Ashburnham Voters OK Budget, Speed-limit Law
ASHBURNHAM -- Town Meeting voters on Tuesday approved a $17.3 million operating budget and an amendment to the town’s sign bylaw, while giving the green light to a new speed limit law.
The operating budget for the fiscal 2020 was unanimously approved by the 82 residents at the meeting. It represents a 2.04 percent increase over the previous year’s budget, according to Town Administrator Heather Budrewicz.
Meredith Fagan and other residents expressed concern about budget cuts in several departments, including Park and Recreation, Veterans Services and the Historical Commission.
“I think this year everyone is trying to be more on the conservative side of things,” said Budrewicz. “We’re trying to keep our expenses under wraps as much as we can.”
Budrewicz said that the Agricultural Commission is expanding and a new committee was recently formed, so the idea was to try to “spread the wealth.”
Residents also approved a bylaw that updates and “modernizes” the current sign bylaw by adding a section defining the signs allowed in town.
According to town officials, the change will encourage the use of signs as a means of communication, maintain the character of the town, and minimize the possible adverse effects of signs on nearby public or private property.
Joseph Duclos said the bylaw would give the town too much power over signs on private property. “This strikes me as little overreaching. Why do we need this?”
Town officials said the main goal of the bylaw was to update sign regulations. The major component of the process was to identify specific signs and eliminate any ambiguity in the bylaw.
For example, there would be a restriction on temporary signs in terms of length of time they are allowed to be up. According to the Planning Board, “sandwich board” signs are not currently allowed under the bylaw even though they are all around town. The update would permit those signs.
Fagan said she was worried that the new regulations would not be enforced. Walt Meissner of the Planning Board agreed, adding there is an expectation of enforcement by the town.
Building Inspector Richard Travers said enforcement depends on how strict the town wants to be, which it would figure out “as it went along.”
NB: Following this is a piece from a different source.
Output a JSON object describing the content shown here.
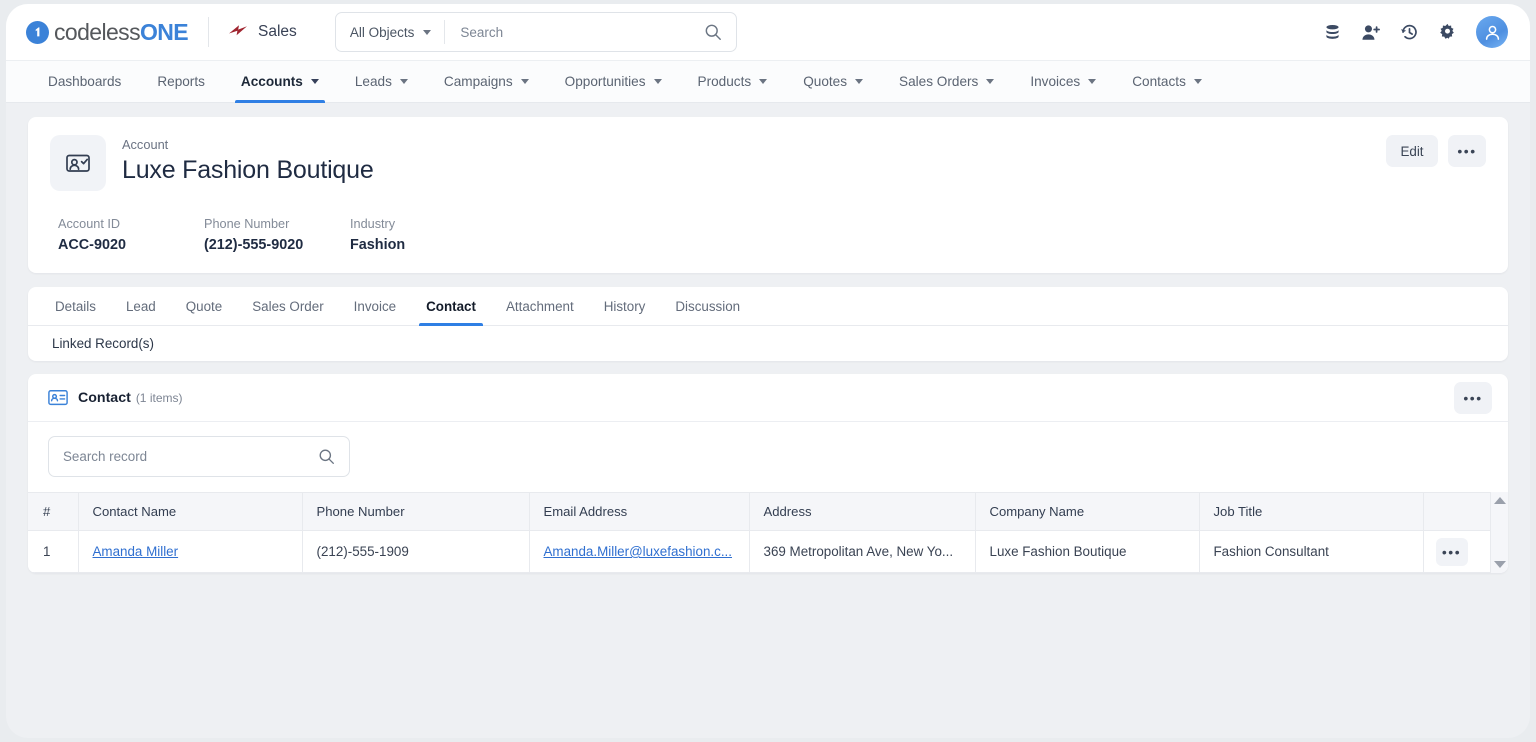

Budrewicz added that it would be physically impossible for Travers to enforce every aspect of the bylaw on his own. In some circumstances, she said, the selectmen can suggest a specific policy for the inspector to proactively enforce some parts of the bylaw.
The bylaw passed with more than the required two-thirds vote.
The majority of voters approved a bylaw that would allow the selectmen to change the speed limit in thickly settled areas from 30 mph to 25 mph.
Under Massachusetts General Law, towns have the option to select this reduction to promote safe driving. Police Chief Lorring Barrett, Jr. said there were concerns that traffic was moving too fast in some areas.
He added that the Selectmen would likely decide to reduce the speed in an area only after conducting a traffic study, and this does not mean every thickly settled area will see a reduction.
Residents also unanimously voted to impose a 3 percent sales tax on any retail marijuana establishments in town.
An amendment to a general bylaw that adds a new section to the sexual harassment policy was passed unanimously. According to officials, the town’s current policy was no longer in compliance with state law and fails to cover all forms of harassment and all protected groups.
Another bylaw amendment removed both maternity and paternity leave from the leaves of absence bylaw. It added “parental leave,” which includes adoption and placement of a child.
Voters also approved a bylaw that provides a definition of a half-story, which only applies to future building projects. Travers said there wasn’t a definition before and it has caused some issues in the town.